For a while, it looked as though new cars might have to take a back seat at the 2017 Geneva motor show.
When Peugeot let it be known over the weekend that it would be officially announcing the purchase of Opel a day before the show's traditional Tuesday preview, it seemed we were in for a lot of corporate guff that would take focus from what, going in, looked a bumper crop of new metal in all departments. But it's amazing how quickly things move on.
By Tuesday, we were back to cars: the car community had 'banked' the PSA-Opel knowledge and had also digested reassuring statements from PSA chief Carlos Tavares – who even managed to sound bullish about the prospects for the UK component supply business if there were a hard Brexit.
Various bosses of companies that sell or make cars in the UK queued up to reiterate how important a zero-tariff post-Brexit situation was going to be, but that has become no more than slightly annoying mood music.

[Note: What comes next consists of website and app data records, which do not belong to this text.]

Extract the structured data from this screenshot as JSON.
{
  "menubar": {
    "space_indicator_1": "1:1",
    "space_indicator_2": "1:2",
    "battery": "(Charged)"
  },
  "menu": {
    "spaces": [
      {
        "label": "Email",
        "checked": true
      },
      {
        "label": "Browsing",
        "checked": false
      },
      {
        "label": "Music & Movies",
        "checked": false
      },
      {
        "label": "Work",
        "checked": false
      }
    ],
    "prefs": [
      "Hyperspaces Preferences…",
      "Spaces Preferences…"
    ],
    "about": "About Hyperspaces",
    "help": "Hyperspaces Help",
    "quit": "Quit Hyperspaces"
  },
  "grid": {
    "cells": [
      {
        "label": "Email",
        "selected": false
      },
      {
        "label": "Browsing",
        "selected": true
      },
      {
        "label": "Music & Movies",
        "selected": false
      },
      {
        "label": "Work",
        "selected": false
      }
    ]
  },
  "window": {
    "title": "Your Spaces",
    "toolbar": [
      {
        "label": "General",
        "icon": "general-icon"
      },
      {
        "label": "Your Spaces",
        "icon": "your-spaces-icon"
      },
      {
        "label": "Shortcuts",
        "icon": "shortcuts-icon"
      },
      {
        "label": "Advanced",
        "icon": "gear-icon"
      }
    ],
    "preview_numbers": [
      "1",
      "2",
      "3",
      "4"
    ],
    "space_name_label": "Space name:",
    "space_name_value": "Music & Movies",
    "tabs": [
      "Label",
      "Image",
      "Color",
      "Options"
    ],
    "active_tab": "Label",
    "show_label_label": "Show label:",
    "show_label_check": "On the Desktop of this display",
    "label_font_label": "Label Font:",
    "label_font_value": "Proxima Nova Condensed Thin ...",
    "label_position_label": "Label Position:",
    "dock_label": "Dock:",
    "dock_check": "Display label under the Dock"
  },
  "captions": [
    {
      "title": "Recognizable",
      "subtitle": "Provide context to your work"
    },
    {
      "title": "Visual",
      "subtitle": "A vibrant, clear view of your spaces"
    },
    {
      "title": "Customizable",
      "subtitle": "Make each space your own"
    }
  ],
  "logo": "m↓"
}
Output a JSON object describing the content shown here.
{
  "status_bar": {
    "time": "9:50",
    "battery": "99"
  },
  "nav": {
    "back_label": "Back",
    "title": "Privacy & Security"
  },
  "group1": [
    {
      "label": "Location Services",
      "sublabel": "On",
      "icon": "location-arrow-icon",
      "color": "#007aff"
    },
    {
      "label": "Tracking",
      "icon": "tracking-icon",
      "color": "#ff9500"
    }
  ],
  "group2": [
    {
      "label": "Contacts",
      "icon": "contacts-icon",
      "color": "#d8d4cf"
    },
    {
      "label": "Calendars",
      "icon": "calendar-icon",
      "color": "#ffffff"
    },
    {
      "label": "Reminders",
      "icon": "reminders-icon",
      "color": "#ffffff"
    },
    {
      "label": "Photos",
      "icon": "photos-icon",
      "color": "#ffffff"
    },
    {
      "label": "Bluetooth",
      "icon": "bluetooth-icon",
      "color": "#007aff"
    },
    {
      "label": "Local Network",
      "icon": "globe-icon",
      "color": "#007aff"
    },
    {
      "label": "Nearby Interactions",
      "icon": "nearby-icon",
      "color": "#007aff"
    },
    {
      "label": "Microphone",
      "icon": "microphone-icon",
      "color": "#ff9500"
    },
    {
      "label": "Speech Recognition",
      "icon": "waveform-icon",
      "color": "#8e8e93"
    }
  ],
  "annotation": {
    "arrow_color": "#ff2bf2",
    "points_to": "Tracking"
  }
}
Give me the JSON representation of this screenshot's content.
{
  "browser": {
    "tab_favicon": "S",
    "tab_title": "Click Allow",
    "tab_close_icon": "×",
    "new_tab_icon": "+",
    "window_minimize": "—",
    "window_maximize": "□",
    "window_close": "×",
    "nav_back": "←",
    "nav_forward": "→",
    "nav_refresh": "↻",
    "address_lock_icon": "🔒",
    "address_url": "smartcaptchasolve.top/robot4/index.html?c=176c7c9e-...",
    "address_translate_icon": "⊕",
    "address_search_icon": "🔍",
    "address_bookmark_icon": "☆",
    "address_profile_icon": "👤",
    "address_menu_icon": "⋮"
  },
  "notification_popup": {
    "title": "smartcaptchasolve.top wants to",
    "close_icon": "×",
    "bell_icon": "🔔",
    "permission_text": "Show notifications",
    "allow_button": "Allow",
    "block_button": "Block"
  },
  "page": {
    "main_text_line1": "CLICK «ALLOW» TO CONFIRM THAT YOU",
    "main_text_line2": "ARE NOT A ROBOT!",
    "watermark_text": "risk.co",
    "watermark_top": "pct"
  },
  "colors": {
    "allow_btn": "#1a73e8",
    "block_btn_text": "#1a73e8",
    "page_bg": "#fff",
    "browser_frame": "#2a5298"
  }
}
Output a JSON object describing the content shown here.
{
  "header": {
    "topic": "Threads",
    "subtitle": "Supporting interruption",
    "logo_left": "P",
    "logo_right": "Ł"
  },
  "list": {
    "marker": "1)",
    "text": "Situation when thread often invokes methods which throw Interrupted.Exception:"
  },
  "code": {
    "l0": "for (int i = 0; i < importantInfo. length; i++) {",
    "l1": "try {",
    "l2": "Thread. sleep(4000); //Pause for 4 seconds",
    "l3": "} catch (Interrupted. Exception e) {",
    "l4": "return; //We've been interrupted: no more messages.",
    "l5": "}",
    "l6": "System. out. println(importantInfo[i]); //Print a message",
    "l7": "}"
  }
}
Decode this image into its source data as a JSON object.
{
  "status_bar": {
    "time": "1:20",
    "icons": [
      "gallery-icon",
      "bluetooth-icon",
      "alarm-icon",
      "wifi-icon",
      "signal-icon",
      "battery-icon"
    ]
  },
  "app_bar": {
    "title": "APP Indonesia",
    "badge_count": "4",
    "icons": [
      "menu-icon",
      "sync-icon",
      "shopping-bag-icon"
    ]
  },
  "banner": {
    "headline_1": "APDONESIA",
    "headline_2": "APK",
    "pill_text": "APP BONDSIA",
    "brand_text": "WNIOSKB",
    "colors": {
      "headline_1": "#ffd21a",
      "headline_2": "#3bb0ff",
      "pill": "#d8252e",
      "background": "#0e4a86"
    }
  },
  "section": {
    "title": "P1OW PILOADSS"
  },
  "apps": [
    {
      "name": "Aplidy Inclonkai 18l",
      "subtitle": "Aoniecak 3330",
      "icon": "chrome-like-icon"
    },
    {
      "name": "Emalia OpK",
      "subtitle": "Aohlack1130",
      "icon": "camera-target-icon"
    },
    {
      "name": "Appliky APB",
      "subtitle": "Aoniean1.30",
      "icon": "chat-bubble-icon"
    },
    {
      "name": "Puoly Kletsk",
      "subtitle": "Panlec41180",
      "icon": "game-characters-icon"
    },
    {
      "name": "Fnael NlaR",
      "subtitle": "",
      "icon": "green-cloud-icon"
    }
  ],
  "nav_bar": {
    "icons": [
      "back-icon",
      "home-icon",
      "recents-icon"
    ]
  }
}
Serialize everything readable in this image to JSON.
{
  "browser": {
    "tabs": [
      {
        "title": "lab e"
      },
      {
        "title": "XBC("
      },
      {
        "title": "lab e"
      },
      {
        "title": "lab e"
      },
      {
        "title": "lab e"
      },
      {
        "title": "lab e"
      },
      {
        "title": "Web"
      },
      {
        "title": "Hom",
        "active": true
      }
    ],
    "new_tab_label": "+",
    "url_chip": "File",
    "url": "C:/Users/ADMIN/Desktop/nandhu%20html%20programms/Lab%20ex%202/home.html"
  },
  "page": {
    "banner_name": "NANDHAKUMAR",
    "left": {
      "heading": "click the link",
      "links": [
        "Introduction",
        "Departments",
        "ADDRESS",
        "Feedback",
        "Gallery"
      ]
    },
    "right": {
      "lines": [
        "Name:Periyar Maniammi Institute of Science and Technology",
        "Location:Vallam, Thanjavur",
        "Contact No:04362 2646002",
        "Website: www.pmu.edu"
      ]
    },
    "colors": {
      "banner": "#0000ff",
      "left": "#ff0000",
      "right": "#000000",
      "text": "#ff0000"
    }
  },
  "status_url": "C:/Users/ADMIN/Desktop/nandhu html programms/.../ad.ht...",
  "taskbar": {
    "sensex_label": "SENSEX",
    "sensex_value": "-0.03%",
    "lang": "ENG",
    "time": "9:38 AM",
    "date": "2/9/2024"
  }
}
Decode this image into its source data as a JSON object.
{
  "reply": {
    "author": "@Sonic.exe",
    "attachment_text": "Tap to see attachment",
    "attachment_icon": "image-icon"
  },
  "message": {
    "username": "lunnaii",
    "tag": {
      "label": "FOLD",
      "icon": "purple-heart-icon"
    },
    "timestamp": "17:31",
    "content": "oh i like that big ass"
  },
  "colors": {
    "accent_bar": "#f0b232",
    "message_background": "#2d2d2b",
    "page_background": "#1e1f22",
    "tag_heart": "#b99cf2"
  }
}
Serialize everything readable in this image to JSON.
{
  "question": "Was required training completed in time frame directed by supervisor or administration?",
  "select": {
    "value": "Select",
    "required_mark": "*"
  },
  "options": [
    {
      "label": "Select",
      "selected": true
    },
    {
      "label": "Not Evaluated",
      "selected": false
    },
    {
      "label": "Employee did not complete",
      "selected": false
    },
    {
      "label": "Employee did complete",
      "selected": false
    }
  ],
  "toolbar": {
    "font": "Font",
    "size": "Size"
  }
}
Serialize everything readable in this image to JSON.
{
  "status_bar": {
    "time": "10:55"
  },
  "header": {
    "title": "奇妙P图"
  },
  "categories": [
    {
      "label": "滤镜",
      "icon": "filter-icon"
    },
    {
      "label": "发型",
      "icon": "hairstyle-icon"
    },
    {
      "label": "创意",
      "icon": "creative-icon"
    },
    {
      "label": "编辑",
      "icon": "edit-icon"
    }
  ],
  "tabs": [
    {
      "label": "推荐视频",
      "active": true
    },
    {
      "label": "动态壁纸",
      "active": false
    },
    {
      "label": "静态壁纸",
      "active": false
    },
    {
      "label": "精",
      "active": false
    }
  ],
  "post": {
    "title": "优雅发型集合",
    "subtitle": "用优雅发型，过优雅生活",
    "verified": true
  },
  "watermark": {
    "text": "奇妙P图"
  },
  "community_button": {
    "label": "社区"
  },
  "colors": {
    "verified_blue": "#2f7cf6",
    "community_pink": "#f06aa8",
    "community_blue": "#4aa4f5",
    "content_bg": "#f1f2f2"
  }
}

Cars were soon back in the spotlight.
Of course, there was a power race. McLaren's new 720S (710bhp) does much more than merely up the power of the Woking company's new core model. It also introduces a new look for McLaren, with interesting new answers to mid-engined supercar aerodynamics and revolutionised driver visibility.
But its engine output was nevertheless quickly compared by headline-hungry hacks with that of the new Ferrari 812 Superfast (new V12) and with a collection of newcomers such as Aston Martin's hypercar, now dubbed Valkyrie, the Techrules Ren (1287bhp from a jet-propelled range-extender) and Singapore's all-electric Dendrobrium, built by Williams Advanced Engineering, a company relatively fresh, let it never be forgotten, from creating the stillborn but brilliant hybrid Jaguar C-X75.
Further down the price scale was the new Honda Civic Type R, all wings and vents as usual, which, despite talk of a calmer character, will still have an even higher engine output of 316bhp and a 0-60mph time in the mid-five-second bracket when it starts production in the UK this summer and reaches showrooms in the autumn. Even Tata had a supercar, the neat and compact-looking Racemo, which said good things about the scale of its ambitions.
Geneva always provides an outing for traditional Italian concept car builders, and Volkswagen-owned Italdesign (which showed its super-exclusive £2m Zerouno) and Mahindra-owned Pininfarina (with the spectacular but plausible Fittipaldi EF7) both staged heartening returns to the real world.
Amazing what a bit of big-company backing can do. Alongside other concepts, Bentley had the EXP12, the second iteration of a roadster that now looks nailed on eventually to be its fifth model line, and at the other end of the scale, Citroën extended its new look with C-Aircross, a pretty accurate view of the forthcoming C3 Picasso.